■ **Your instructions**: Search the listing below for the string "title", then copy every line it appears in.
(Provided entries Opens)
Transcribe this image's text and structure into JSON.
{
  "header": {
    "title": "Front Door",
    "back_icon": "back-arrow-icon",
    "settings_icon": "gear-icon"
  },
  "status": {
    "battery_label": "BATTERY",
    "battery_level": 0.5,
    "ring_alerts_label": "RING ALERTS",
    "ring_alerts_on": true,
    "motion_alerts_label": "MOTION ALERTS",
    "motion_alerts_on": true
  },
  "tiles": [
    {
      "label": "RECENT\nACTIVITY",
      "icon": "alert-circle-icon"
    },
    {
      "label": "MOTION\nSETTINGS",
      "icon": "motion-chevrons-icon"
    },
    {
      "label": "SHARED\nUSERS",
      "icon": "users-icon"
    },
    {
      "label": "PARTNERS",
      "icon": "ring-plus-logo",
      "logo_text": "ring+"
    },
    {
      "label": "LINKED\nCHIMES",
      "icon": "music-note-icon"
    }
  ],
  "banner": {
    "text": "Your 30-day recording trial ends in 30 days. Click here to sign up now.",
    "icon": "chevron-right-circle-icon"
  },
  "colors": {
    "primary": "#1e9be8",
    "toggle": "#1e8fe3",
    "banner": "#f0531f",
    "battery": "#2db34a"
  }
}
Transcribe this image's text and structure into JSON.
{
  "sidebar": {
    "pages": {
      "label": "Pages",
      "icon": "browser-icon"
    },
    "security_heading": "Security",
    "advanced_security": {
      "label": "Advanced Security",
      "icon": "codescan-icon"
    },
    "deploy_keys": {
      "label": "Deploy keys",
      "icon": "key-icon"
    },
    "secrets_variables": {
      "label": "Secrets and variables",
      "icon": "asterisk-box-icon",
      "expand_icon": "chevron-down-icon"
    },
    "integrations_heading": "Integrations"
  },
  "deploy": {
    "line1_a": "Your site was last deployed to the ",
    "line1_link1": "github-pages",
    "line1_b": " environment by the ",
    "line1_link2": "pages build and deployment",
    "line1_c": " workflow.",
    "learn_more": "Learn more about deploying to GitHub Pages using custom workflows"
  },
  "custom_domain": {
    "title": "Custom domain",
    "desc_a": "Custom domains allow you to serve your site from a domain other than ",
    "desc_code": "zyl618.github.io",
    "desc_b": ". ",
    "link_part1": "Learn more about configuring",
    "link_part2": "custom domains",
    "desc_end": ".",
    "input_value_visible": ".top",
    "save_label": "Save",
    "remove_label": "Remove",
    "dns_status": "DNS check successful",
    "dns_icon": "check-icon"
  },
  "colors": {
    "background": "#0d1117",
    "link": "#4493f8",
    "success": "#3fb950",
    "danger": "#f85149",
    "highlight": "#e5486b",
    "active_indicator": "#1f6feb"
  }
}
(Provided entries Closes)
■ **Written solution**:
    "title": "Front Door",
    "title": "Custom domain",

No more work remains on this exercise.